Pull out each line of the data that includes the word "title".

(DATA FOR REVIEW Opens)

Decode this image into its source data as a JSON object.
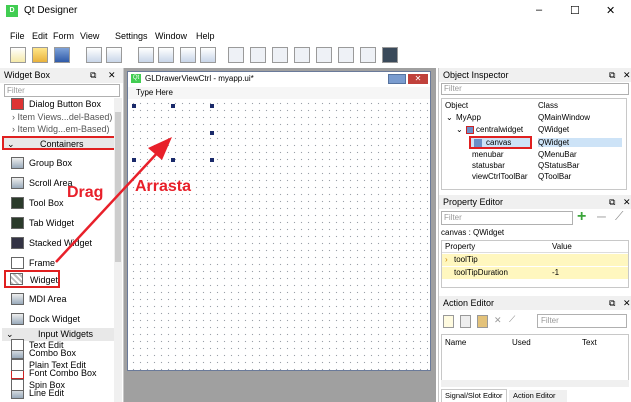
{
  "window": {
    "title": "Qt Designer",
    "app_icon": "qt-designer-icon",
    "controls": [
      "–",
      "☐",
      "✕"
    ]
  },
  "menu": [
    "File",
    "Edit",
    "Form",
    "View",
    "Settings",
    "Window",
    "Help"
  ],
  "widget_box": {
    "title": "Widget Box",
    "filter_placeholder": "Filter",
    "items": [
      {
        "kind": "item",
        "label": "Dialog Button Box"
      },
      {
        "kind": "cat",
        "label": "Item Views...del-Based)"
      },
      {
        "kind": "cat",
        "label": "Item Widg...em-Based)"
      },
      {
        "kind": "section",
        "label": "Containers"
      },
      {
        "kind": "item",
        "label": "Group Box"
      },
      {
        "kind": "item",
        "label": "Scroll Area"
      },
      {
        "kind": "item",
        "label": "Tool Box"
      },
      {
        "kind": "item",
        "label": "Tab Widget"
      },
      {
        "kind": "item",
        "label": "Stacked Widget"
      },
      {
        "kind": "item",
        "label": "Frame"
      },
      {
        "kind": "item",
        "label": "Widget"
      },
      {
        "kind": "item",
        "label": "MDI Area"
      },
      {
        "kind": "item",
        "label": "Dock Widget"
      },
      {
        "kind": "section",
        "label": "Input Widgets"
      },
      {
        "kind": "item",
        "label": "Combo Box"
      },
      {
        "kind": "item",
        "label": "Font Combo Box"
      },
      {
        "kind": "item",
        "label": "Line Edit"
      },
      {
        "kind": "item",
        "label": "Text Edit"
      },
      {
        "kind": "item",
        "label": "Plain Text Edit"
      },
      {
        "kind": "item",
        "label": "Spin Box"
      }
    ]
  },
  "form_window": {
    "title": "GLDrawerViewCtrl - myapp.ui*",
    "menu_placeholder": "Type Here"
  },
  "annotations": {
    "drag": "Drag",
    "arrasta": "Arrasta",
    "color": "#e8202a"
  },
  "object_inspector": {
    "title": "Object Inspector",
    "filter_placeholder": "Filter",
    "columns": [
      "Object",
      "Class"
    ],
    "rows": [
      {
        "object": "MyApp",
        "class": "QMainWindow",
        "indent": 1
      },
      {
        "object": "centralwidget",
        "class": "QWidget",
        "indent": 2
      },
      {
        "object": "canvas",
        "class": "QWidget",
        "indent": 3
      },
      {
        "object": "menubar",
        "class": "QMenuBar",
        "indent": 2
      },
      {
        "object": "statusbar",
        "class": "QStatusBar",
        "indent": 2
      },
      {
        "object": "viewCtrlToolBar",
        "class": "QToolBar",
        "indent": 2
      }
    ]
  },
  "property_editor": {
    "title": "Property Editor",
    "filter_placeholder": "Filter",
    "context": "canvas : QWidget",
    "columns": [
      "Property",
      "Value"
    ],
    "rows": [
      {
        "property": "toolTip",
        "value": ""
      },
      {
        "property": "toolTipDuration",
        "value": "-1"
      }
    ]
  },
  "action_editor": {
    "title": "Action Editor",
    "filter_placeholder": "Filter",
    "columns": [
      "Name",
      "Used",
      "Text"
    ]
  },
  "bottom_tabs": [
    "Signal/Slot Editor",
    "Action Editor"
  ]
}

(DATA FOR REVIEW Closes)

:: FINISHED TASK ::
    "title": "Qt Designer",
    "title": "Widget Box",
    "title": "GLDrawerViewCtrl - myapp.ui*",
    "title": "Object Inspector",
    "title": "Property Editor",
    "title": "Action Editor",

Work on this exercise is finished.